Would you pull out every line of the material that contains the string "this"?

***

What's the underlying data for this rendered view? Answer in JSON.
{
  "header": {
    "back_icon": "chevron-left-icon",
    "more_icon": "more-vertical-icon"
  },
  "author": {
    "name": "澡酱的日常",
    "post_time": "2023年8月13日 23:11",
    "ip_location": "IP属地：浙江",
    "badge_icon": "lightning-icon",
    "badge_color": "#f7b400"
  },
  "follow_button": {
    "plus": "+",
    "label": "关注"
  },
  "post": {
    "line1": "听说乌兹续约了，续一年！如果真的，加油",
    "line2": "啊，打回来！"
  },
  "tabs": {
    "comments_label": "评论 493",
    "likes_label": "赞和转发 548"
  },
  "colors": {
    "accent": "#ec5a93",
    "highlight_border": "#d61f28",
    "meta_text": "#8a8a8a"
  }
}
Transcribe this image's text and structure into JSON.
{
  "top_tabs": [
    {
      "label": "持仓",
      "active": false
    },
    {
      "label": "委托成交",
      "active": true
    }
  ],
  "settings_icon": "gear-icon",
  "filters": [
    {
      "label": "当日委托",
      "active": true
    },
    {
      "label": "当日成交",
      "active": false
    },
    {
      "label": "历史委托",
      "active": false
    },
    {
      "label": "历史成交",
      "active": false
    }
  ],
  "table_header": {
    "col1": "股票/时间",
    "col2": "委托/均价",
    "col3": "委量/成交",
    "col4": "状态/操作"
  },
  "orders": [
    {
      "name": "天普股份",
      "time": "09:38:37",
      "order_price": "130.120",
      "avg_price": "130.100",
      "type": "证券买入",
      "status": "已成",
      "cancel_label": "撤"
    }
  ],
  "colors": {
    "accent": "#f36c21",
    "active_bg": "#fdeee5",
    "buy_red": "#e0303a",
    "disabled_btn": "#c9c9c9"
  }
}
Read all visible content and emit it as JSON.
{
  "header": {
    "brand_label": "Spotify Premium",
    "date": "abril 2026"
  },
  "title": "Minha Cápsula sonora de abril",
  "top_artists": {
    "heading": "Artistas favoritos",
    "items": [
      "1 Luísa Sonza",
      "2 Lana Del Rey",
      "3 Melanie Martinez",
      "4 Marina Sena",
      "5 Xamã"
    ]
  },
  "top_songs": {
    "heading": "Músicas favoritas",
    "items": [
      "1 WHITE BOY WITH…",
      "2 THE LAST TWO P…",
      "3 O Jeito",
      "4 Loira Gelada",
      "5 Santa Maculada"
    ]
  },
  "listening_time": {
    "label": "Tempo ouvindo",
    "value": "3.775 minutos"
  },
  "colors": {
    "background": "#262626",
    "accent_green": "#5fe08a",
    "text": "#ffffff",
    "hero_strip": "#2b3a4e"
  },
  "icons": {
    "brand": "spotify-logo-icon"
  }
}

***

### Answer:
What's the underlying data for this rendered view? Answer in JSON.
Transcribe this image's text and structure into JSON.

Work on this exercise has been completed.